ASSIGNED TASK:
In the entries that follow, find each line with the word "title" and copy it.

EXCERPTED RECORDS:
----------

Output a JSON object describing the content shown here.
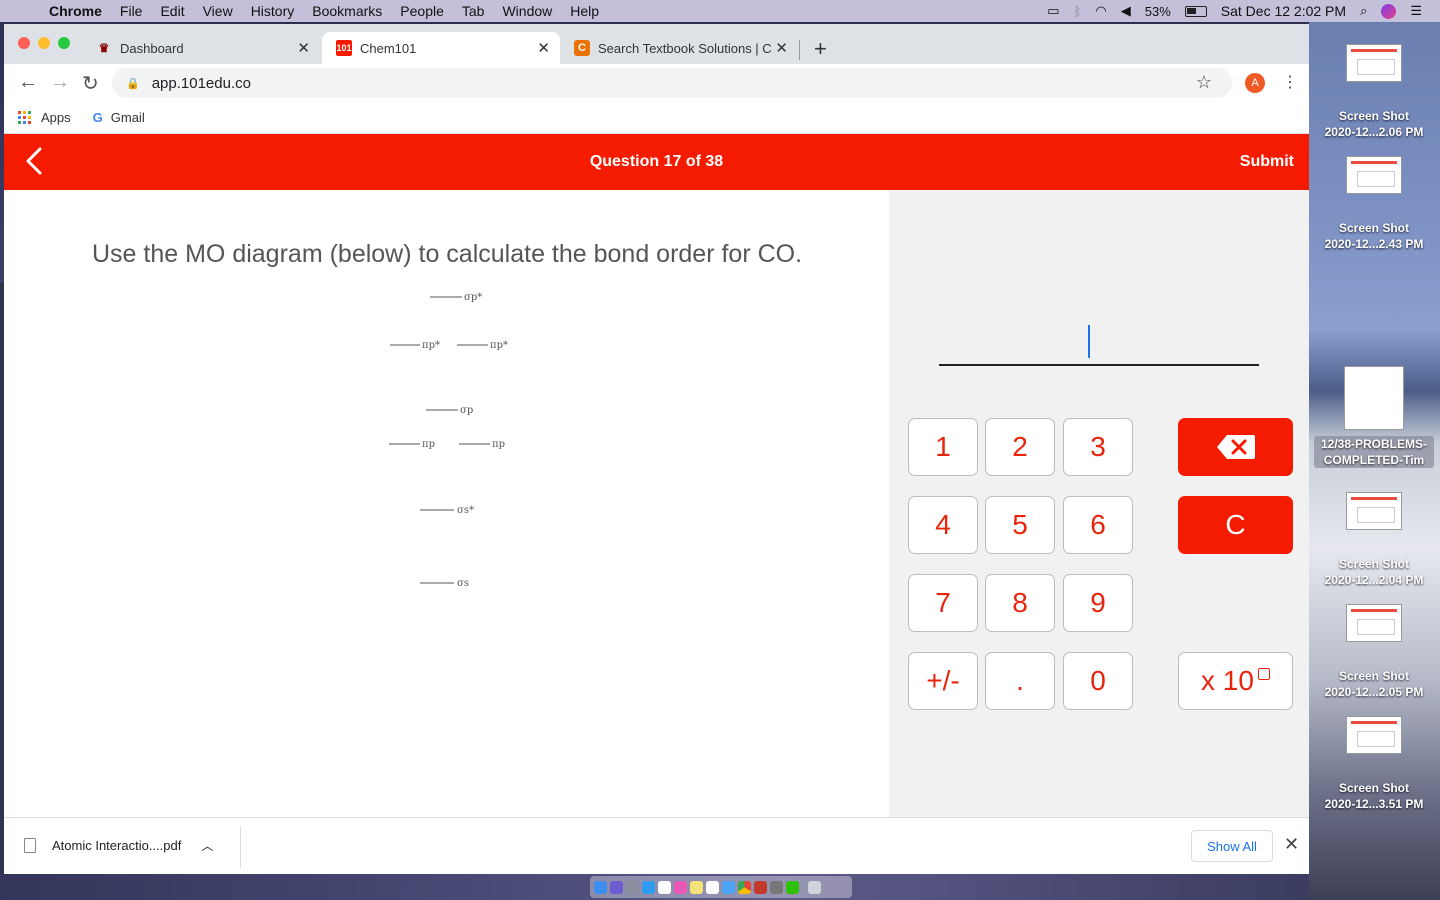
{
  "menubar": {
    "app": "Chrome",
    "items": [
      "File",
      "Edit",
      "View",
      "History",
      "Bookmarks",
      "People",
      "Tab",
      "Window",
      "Help"
    ],
    "battery": "53%",
    "clock": "Sat Dec 12  2:02 PM"
  },
  "tabs": [
    {
      "title": "Dashboard",
      "favicon": "dashboard-favicon"
    },
    {
      "title": "Chem101",
      "favicon_text": "101"
    },
    {
      "title": "Search Textbook Solutions | Ch",
      "favicon_text": "C"
    }
  ],
  "toolbar": {
    "url": "app.101edu.co",
    "avatar": "A"
  },
  "bookmarks": [
    {
      "label": "Apps"
    },
    {
      "label": "Gmail",
      "icon_text": "G"
    }
  ],
  "header": {
    "title": "Question 17 of 38",
    "submit": "Submit"
  },
  "question": {
    "text": "Use the MO diagram (below) to calculate the bond order for CO."
  },
  "mo_diagram": {
    "levels": [
      {
        "label": "σp*"
      },
      {
        "label": "πp*"
      },
      {
        "label": "σp"
      },
      {
        "label": "πp"
      },
      {
        "label": "σs*"
      },
      {
        "label": "σs"
      }
    ]
  },
  "keypad": {
    "digits": [
      "1",
      "2",
      "3",
      "4",
      "5",
      "6",
      "7",
      "8",
      "9",
      "+/-",
      ".",
      "0"
    ],
    "clear": "C",
    "exponent": "x 10"
  },
  "downloads": {
    "file": "Atomic Interactio....pdf",
    "show_all": "Show All"
  },
  "desktop": {
    "icons": [
      {
        "label": "Screen Shot\n2020-12...2.06 PM"
      },
      {
        "label": "Screen Shot\n2020-12...2.43 PM"
      },
      {
        "label": "12/38-PROBLEMS-\nCOMPLETED-Tim"
      },
      {
        "label": "Screen Shot\n2020-12...2.04 PM"
      },
      {
        "label": "Screen Shot\n2020-12...2.05 PM"
      },
      {
        "label": "Screen Shot\n2020-12...3.51 PM"
      }
    ]
  },
  "colors": {
    "brand_red": "#f51b00",
    "link_blue": "#1a73e8"
  }
}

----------

RESPONSE AREA:
      "title": "Dashboard",
      "title": "Chem101",
      "title": "Search Textbook Solutions | Ch",
    "title": "Question 17 of 38",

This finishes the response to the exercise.